Items from an interface collection
--------------------------------
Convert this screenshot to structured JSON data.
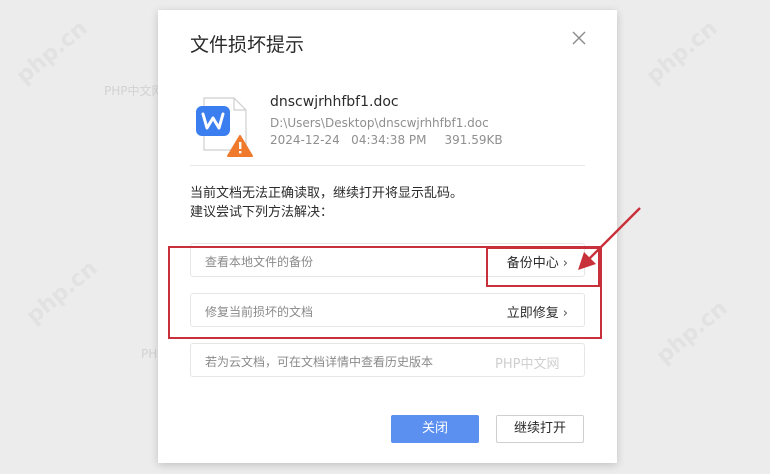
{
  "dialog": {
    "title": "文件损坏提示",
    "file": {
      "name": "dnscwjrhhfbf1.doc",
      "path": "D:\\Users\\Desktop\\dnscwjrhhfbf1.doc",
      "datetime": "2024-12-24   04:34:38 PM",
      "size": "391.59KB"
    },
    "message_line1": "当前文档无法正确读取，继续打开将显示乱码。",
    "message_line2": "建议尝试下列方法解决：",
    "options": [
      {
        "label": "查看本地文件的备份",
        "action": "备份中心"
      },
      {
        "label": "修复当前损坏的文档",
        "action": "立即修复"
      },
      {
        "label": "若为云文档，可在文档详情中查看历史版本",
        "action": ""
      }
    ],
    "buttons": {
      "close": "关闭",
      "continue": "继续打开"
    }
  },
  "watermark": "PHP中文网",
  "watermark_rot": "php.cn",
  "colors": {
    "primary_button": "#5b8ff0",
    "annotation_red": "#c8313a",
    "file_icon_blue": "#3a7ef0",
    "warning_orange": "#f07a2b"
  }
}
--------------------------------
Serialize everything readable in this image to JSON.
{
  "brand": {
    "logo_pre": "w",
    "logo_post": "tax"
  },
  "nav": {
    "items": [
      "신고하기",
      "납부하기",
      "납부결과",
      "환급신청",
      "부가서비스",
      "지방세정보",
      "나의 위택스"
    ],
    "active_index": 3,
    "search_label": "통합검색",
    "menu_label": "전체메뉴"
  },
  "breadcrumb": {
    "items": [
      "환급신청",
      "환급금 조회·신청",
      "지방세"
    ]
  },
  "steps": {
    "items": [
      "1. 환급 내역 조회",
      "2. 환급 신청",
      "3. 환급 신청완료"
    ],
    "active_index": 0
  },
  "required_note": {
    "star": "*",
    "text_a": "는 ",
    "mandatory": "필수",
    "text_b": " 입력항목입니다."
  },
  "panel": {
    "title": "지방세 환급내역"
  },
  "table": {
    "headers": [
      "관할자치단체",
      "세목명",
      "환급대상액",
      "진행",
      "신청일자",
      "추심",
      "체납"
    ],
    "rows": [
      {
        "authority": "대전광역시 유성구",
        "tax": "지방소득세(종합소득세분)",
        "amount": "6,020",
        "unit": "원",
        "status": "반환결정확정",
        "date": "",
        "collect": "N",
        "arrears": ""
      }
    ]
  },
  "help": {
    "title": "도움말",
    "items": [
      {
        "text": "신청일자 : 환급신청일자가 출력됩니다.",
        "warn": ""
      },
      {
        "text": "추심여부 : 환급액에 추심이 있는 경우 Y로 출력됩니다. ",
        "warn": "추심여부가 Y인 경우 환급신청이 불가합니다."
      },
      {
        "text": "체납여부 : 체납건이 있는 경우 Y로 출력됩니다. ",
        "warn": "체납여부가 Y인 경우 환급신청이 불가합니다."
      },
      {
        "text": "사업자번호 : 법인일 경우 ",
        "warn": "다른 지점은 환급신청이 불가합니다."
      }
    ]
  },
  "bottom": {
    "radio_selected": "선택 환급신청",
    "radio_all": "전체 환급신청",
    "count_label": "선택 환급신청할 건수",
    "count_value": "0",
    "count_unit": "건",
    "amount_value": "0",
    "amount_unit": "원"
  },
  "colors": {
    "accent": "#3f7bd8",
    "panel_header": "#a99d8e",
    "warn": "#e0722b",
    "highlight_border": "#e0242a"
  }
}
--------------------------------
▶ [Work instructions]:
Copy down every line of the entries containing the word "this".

▶ [Task response]:
Convert this screenshot to structured JSON data.
Serialize everything readable in this image to JSON.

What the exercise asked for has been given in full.